  • Twice as likely to make sure all family responsibilities are handled (71% vs. 38%).

It’s the little things that seem to add to women’s mental load, things that we often don’t even question doing: organising play dates and activities, packing school bags, buying gifts, organising holidays, sorting through clothes drawers. Even trimming fingernails and toenails (which is more challenging than it sounds) and regular bathing.

Much of the most valuable talent in the workplace is playing double duty as manager of family life as well

 

Even though my ex is more liberated and hands-on than many men I know in my circle, post-split I continue to feel unfairly lumbered. However, life is much easier now we have a shared care arrangement and both children are in school.

I don’t miss the daily grind of jumping straight from my home office desk into homework/meals/bedtime routine with barely a pause for breath. I did all this partly out of a sense of duty, a smidge of working mummy guilt and because once my working day was over, my ex assumed I would step in and relieve him.

After all, he’d had a busy day attending toddler groups, drinking coffee and chatting to other parents. Well that is how it felt, if I’m being brutally honest. It felt as though as the “stay-at-home parent” he had cherry-picked all the best parts of raising our little darlings, while I was left to do the grunt work… after I’d paid the bills and spent half the night breastfeeding!

Overhauling outdated stereotypes

I don’t have all the answers for how to overcome these issues. However, I have stopped trying to be superwoman and learnt how to ask for help. I pay a cleaner to come once a week, do my supermarket shopping via an app on my phone, never iron any clothes and (shock horror) sometimes send the girls off to school in the pinafore they had on the day before and shoes that haven’t been polished.

I prioritise and communicate. I’m learning a few mummy “hacks”, I cut every corner possible and empower my children to do simple chores themselves (although I am not beyond yelling at them to open their mouths whilst I frantically swish the toothbrush around before pushing them out the door to go to school).

I make fish fingers for tea, rather than something more ambitious/nutritious that my children will turn their noses up at. The school makes excellent cooked meals for their lunch so a straightforward, crowd-pleaser at dinner time is fine.

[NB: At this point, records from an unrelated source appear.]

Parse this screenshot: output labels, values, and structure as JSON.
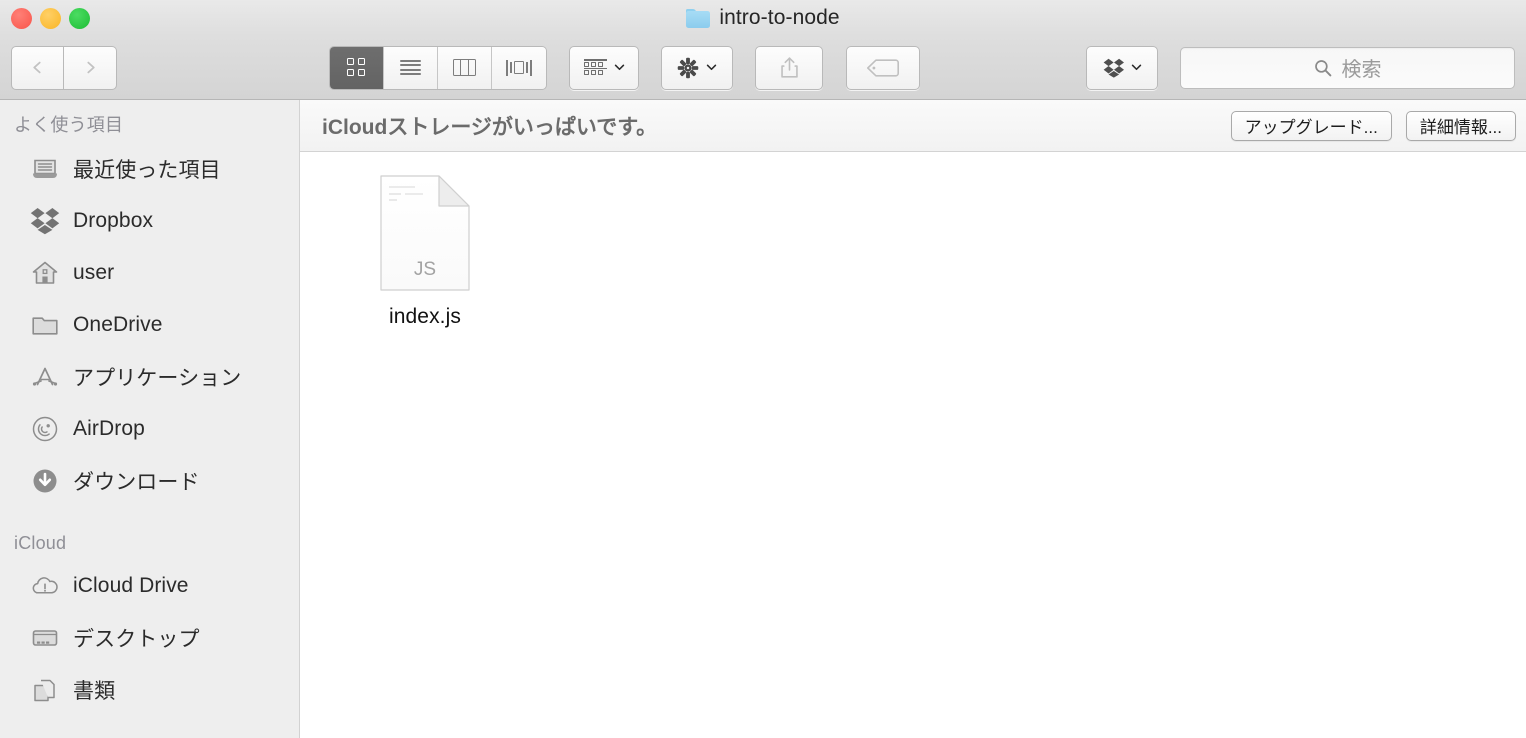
{
  "window": {
    "title": "intro-to-node",
    "title_icon": "folder-icon",
    "controls": {
      "close": "close-button",
      "minimize": "minimize-button",
      "maximize": "maximize-button"
    },
    "colors": {
      "close": "#f9554a",
      "minimize": "#f9b526",
      "maximize": "#1dbd34",
      "titlebar": "#dedede",
      "toolbar": "#d4d4d4",
      "sidebar": "#eeeeee",
      "content": "#ffffff",
      "active_segment": "#6e6e6e",
      "folder_blue": "#8bcced"
    }
  },
  "toolbar": {
    "nav": {
      "back_label": "back-button",
      "forward_label": "forward-button",
      "back_enabled": false,
      "forward_enabled": false
    },
    "view_modes": [
      {
        "name": "icon-view",
        "active": true
      },
      {
        "name": "list-view",
        "active": false
      },
      {
        "name": "column-view",
        "active": false
      },
      {
        "name": "coverflow-view",
        "active": false
      }
    ],
    "arrange": {
      "icon": "arrange-icon",
      "chevron": "chevron-down-icon"
    },
    "action": {
      "icon": "gear-icon",
      "chevron": "chevron-down-icon"
    },
    "share": {
      "icon": "share-icon"
    },
    "tags": {
      "icon": "tag-icon"
    },
    "dropbox": {
      "icon": "dropbox-icon",
      "chevron": "chevron-down-icon"
    },
    "search": {
      "icon": "search-icon",
      "placeholder": "検索",
      "value": ""
    }
  },
  "sidebar": {
    "sections": [
      {
        "header": "よく使う項目",
        "items": [
          {
            "label": "最近使った項目",
            "icon": "recents-icon"
          },
          {
            "label": "Dropbox",
            "icon": "dropbox-icon"
          },
          {
            "label": "user",
            "icon": "home-icon"
          },
          {
            "label": "OneDrive",
            "icon": "folder-icon"
          },
          {
            "label": "アプリケーション",
            "icon": "applications-icon"
          },
          {
            "label": "AirDrop",
            "icon": "airdrop-icon"
          },
          {
            "label": "ダウンロード",
            "icon": "downloads-icon"
          }
        ]
      },
      {
        "header": "iCloud",
        "items": [
          {
            "label": "iCloud Drive",
            "icon": "icloud-warning-icon"
          },
          {
            "label": "デスクトップ",
            "icon": "desktop-icon"
          },
          {
            "label": "書類",
            "icon": "documents-icon"
          }
        ]
      }
    ]
  },
  "notice": {
    "message": "iCloudストレージがいっぱいです。",
    "upgrade_label": "アップグレード...",
    "details_label": "詳細情報..."
  },
  "files": [
    {
      "name": "index.js",
      "icon": "js-document-icon",
      "badge": "JS",
      "selected": false
    }
  ]
}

Ours unfortunately is a pioneering generation and hence, it is our marriages being put to the test. Not that this is an excuse for the dinosaurs out there. Working fathers need to step up to the plate, and parents raising boys need to teach them (through doing) that men and women are equally responsible for running a household.

Change is also needed in the workplace. The Modern Family Index blames outdated workplace cultures and stereotypes for failing to keep up with women’s professional strides. It suggests employers could do their part to ease the load.

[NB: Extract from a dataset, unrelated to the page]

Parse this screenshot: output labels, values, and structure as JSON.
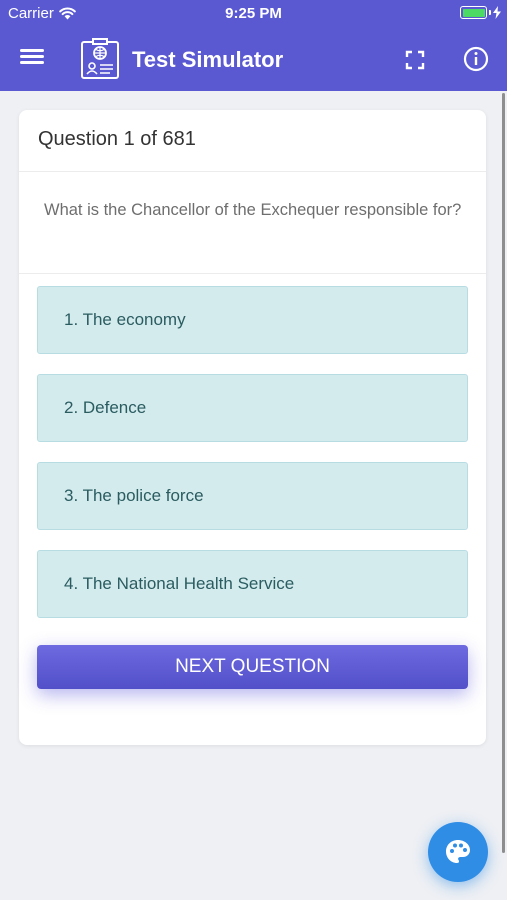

“The fact is that for most employers, much of their most valuable talent in the workplace is playing double duty as manager of family life as well,” notes Bright Horizons CHRO Maribeth Bearfield.

“By creating environments where men are encouraged and valued for taking advantage of work/life supports as well, workplaces can start to catch up with the culture this generation of working families demands.”

MFI17-3_breadwinners

It started with a divorce…

It took the breakdown of my marriage to open my eyes to a what I believe is a growing problem for marriage and society: the curse of the breadwinner wife.

Women are now the main breadwinner in nearly half of UK households. Yet statistically, those marriages in which women earn more than their husbands are more doomed to failure.

It’s not simply that men can’t stomach the emasculation or that women are feeling stretched and resentful. Although these are common themes I hear and read about time and time again.

I started this blog in an effort to explore the challenges facing female breadwinners. I hope it will offer insight, support and comfort for those out there who are breaking the mould but feel society is pitted against them.

 

Here’s to strong women. May we know them. May we be them. May we raise them.